### Your objective
From the first line to the last, repeat the data below exactly.

··· Exercise material ···

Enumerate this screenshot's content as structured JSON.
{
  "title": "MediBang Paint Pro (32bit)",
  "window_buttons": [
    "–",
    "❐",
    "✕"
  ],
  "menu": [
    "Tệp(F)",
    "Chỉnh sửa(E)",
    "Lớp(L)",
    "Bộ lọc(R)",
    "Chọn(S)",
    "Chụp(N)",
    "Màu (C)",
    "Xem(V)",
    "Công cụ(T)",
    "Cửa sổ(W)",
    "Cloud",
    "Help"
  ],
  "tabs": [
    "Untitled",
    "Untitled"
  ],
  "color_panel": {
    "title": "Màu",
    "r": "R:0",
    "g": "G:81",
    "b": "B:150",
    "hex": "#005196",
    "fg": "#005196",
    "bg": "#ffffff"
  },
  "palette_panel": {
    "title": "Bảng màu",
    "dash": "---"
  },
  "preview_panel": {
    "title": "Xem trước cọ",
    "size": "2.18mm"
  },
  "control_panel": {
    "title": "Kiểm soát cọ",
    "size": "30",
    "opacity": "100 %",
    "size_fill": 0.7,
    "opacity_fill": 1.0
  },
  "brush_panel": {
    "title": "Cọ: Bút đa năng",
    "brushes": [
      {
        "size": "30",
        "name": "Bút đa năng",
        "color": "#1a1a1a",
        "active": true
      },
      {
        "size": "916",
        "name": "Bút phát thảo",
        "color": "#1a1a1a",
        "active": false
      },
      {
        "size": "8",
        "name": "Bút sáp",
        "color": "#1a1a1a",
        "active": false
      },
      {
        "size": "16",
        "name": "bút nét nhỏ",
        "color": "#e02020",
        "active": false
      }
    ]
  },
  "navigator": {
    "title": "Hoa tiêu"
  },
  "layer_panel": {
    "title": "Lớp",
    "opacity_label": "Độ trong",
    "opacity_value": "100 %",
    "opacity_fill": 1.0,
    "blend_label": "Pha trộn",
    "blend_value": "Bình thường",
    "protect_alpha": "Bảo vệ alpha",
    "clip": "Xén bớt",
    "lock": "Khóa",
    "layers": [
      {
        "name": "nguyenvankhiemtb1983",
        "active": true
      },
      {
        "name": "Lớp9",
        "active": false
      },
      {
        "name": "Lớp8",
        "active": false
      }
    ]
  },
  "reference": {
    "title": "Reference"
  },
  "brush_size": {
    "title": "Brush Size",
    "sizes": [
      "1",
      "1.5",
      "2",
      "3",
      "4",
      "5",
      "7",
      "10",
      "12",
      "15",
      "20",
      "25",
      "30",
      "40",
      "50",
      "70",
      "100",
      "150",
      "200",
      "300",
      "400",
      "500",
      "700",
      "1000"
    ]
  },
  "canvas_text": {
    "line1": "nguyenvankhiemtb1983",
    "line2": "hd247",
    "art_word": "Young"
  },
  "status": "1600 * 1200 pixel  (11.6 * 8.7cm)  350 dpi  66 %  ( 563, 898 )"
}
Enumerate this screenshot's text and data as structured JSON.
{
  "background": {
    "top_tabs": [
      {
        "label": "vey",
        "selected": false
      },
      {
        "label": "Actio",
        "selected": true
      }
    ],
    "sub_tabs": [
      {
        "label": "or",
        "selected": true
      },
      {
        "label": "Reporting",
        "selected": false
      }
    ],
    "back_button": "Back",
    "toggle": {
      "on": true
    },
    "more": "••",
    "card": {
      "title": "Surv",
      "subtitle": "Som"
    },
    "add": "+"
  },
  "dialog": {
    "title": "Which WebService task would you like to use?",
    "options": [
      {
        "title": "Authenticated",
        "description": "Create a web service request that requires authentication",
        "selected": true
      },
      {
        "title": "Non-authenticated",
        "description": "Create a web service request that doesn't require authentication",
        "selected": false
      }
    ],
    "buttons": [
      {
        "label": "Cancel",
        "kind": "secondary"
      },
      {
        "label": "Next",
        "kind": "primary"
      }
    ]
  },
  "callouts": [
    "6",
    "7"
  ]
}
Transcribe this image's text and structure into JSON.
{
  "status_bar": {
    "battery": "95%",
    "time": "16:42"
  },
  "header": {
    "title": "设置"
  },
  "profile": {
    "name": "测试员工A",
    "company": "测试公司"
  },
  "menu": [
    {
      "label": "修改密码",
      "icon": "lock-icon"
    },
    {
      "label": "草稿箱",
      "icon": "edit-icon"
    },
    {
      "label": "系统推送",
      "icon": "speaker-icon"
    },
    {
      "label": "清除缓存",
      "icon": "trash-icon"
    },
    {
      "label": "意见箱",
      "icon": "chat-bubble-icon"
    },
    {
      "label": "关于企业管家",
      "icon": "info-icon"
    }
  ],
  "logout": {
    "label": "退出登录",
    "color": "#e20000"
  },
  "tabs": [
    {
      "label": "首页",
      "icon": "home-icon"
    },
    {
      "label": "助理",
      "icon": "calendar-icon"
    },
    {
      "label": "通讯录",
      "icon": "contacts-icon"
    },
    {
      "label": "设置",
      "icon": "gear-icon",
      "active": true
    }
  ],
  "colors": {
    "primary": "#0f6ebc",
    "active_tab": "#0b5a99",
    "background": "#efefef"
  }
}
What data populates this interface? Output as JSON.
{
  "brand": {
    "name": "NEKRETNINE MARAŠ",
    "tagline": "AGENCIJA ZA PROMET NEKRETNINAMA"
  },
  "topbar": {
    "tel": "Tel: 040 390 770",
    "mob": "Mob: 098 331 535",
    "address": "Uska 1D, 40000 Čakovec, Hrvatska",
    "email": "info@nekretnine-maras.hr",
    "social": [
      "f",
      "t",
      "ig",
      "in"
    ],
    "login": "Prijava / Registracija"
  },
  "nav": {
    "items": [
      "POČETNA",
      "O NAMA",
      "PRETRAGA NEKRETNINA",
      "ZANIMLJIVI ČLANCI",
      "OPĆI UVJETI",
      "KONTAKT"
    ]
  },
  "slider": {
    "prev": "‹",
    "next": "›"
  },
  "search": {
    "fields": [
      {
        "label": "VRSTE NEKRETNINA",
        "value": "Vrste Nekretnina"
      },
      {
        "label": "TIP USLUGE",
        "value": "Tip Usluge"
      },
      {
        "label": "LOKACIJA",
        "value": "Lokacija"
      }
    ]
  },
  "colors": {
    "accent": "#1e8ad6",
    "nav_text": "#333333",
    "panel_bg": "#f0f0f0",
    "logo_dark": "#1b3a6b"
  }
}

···

### Response
Enumerate this screenshot's content as structured JSON.
{
  "title": "MediBang Paint Pro (32bit)",
  "window_buttons": [
    "–",
    "❐",
    "✕"
  ],
  "menu": [
    "Tệp(F)",
    "Chỉnh sửa(E)",
    "Lớp(L)",
    "Bộ lọc(R)",
    "Chọn(S)",
    "Chụp(N)",
    "Màu (C)",
    "Xem(V)",
    "Công cụ(T)",
    "Cửa sổ(W)",
    "Cloud",
    "Help"
  ],
  "tabs": [
    "Untitled",
    "Untitled"
  ],
  "color_panel": {
    "title": "Màu",
    "r": "R:0",
    "g": "G:81",
    "b": "B:150",
    "hex": "#005196",
    "fg": "#005196",
    "bg": "#ffffff"
  },
  "palette_panel": {
    "title": "Bảng màu",
    "dash": "---"
  },
  "preview_panel": {
    "title": "Xem trước cọ",
    "size": "2.18mm"
  },
  "control_panel": {
    "title": "Kiểm soát cọ",
    "size": "30",
    "opacity": "100 %",
    "size_fill": 0.7,
    "opacity_fill": 1.0
  },
  "brush_panel": {
    "title": "Cọ: Bút đa năng",
    "brushes": [
      {
        "size": "30",
        "name": "Bút đa năng",
        "color": "#1a1a1a",
        "active": true
      },
      {
        "size": "916",
        "name": "Bút phát thảo",
        "color": "#1a1a1a",
        "active": false
      },
      {
        "size": "8",
        "name": "Bút sáp",
        "color": "#1a1a1a",
        "active": false
      },
      {
        "size": "16",
        "name": "bút nét nhỏ",
        "color": "#e02020",
        "active": false
      }
    ]
  },
  "navigator": {
    "title": "Hoa tiêu"
  },
  "layer_panel": {
    "title": "Lớp",
    "opacity_label": "Độ trong",
    "opacity_value": "100 %",
    "opacity_fill": 1.0,
    "blend_label": "Pha trộn",
    "blend_value": "Bình thường",
    "protect_alpha": "Bảo vệ alpha",
    "clip": "Xén bớt",
    "lock": "Khóa",
    "layers": [
      {
        "name": "nguyenvankhiemtb1983",
        "active": true
      },
      {
        "name": "Lớp9",
        "active": false
      },
      {
        "name": "Lớp8",
        "active": false
      }
    ]
  },
  "reference": {
    "title": "Reference"
  },
  "brush_size": {
    "title": "Brush Size",
    "sizes": [
      "1",
      "1.5",
      "2",
      "3",
      "4",
      "5",
      "7",
      "10",
      "12",
      "15",
      "20",
      "25",
      "30",
      "40",
      "50",
      "70",
      "100",
      "150",
      "200",
      "300",
      "400",
      "500",
      "700",
      "1000"
    ]
  },
  "canvas_text": {
    "line1": "nguyenvankhiemtb1983",
    "line2": "hd247",
    "art_word": "Young"
  },
  "status": "1600 * 1200 pixel  (11.6 * 8.7cm)  350 dpi  66 %  ( 563, 898 )"
}
Enumerate this screenshot's text and data as structured JSON.
{
  "background": {
    "top_tabs": [
      {
        "label": "vey",
        "selected": false
      },
      {
        "label": "Actio",
        "selected": true
      }
    ],
    "sub_tabs": [
      {
        "label": "or",
        "selected": true
      },
      {
        "label": "Reporting",
        "selected": false
      }
    ],
    "back_button": "Back",
    "toggle": {
      "on": true
    },
    "more": "••",
    "card": {
      "title": "Surv",
      "subtitle": "Som"
    },
    "add": "+"
  },
  "dialog": {
    "title": "Which WebService task would you like to use?",
    "options": [
      {
        "title": "Authenticated",
        "description": "Create a web service request that requires authentication",
        "selected": true
      },
      {
        "title": "Non-authenticated",
        "description": "Create a web service request that doesn't require authentication",
        "selected": false
      }
    ],
    "buttons": [
      {
        "label": "Cancel",
        "kind": "secondary"
      },
      {
        "label": "Next",
        "kind": "primary"
      }
    ]
  },
  "callouts": [
    "6",
    "7"
  ]
}
Transcribe this image's text and structure into JSON.
{
  "status_bar": {
    "battery": "95%",
    "time": "16:42"
  },
  "header": {
    "title": "设置"
  },
  "profile": {
    "name": "测试员工A",
    "company": "测试公司"
  },
  "menu": [
    {
      "label": "修改密码",
      "icon": "lock-icon"
    },
    {
      "label": "草稿箱",
      "icon": "edit-icon"
    },
    {
      "label": "系统推送",
      "icon": "speaker-icon"
    },
    {
      "label": "清除缓存",
      "icon": "trash-icon"
    },
    {
      "label": "意见箱",
      "icon": "chat-bubble-icon"
    },
    {
      "label": "关于企业管家",
      "icon": "info-icon"
    }
  ],
  "logout": {
    "label": "退出登录",
    "color": "#e20000"
  },
  "tabs": [
    {
      "label": "首页",
      "icon": "home-icon"
    },
    {
      "label": "助理",
      "icon": "calendar-icon"
    },
    {
      "label": "通讯录",
      "icon": "contacts-icon"
    },
    {
      "label": "设置",
      "icon": "gear-icon",
      "active": true
    }
  ],
  "colors": {
    "primary": "#0f6ebc",
    "active_tab": "#0b5a99",
    "background": "#efefef"
  }
}
What data populates this interface? Output as JSON.
{
  "brand": {
    "name": "NEKRETNINE MARAŠ",
    "tagline": "AGENCIJA ZA PROMET NEKRETNINAMA"
  },
  "topbar": {
    "tel": "Tel: 040 390 770",
    "mob": "Mob: 098 331 535",
    "address": "Uska 1D, 40000 Čakovec, Hrvatska",
    "email": "info@nekretnine-maras.hr",
    "social": [
      "f",
      "t",
      "ig",
      "in"
    ],
    "login": "Prijava / Registracija"
  },
  "nav": {
    "items": [
      "POČETNA",
      "O NAMA",
      "PRETRAGA NEKRETNINA",
      "ZANIMLJIVI ČLANCI",
      "OPĆI UVJETI",
      "KONTAKT"
    ]
  },
  "slider": {
    "prev": "‹",
    "next": "›"
  },
  "search": {
    "fields": [
      {
        "label": "VRSTE NEKRETNINA",
        "value": "Vrste Nekretnina"
      },
      {
        "label": "TIP USLUGE",
        "value": "Tip Usluge"
      },
      {
        "label": "LOKACIJA",
        "value": "Lokacija"
      }
    ]
  },
  "colors": {
    "accent": "#1e8ad6",
    "nav_text": "#333333",
    "panel_bg": "#f0f0f0",
    "logo_dark": "#1b3a6b"
  }
}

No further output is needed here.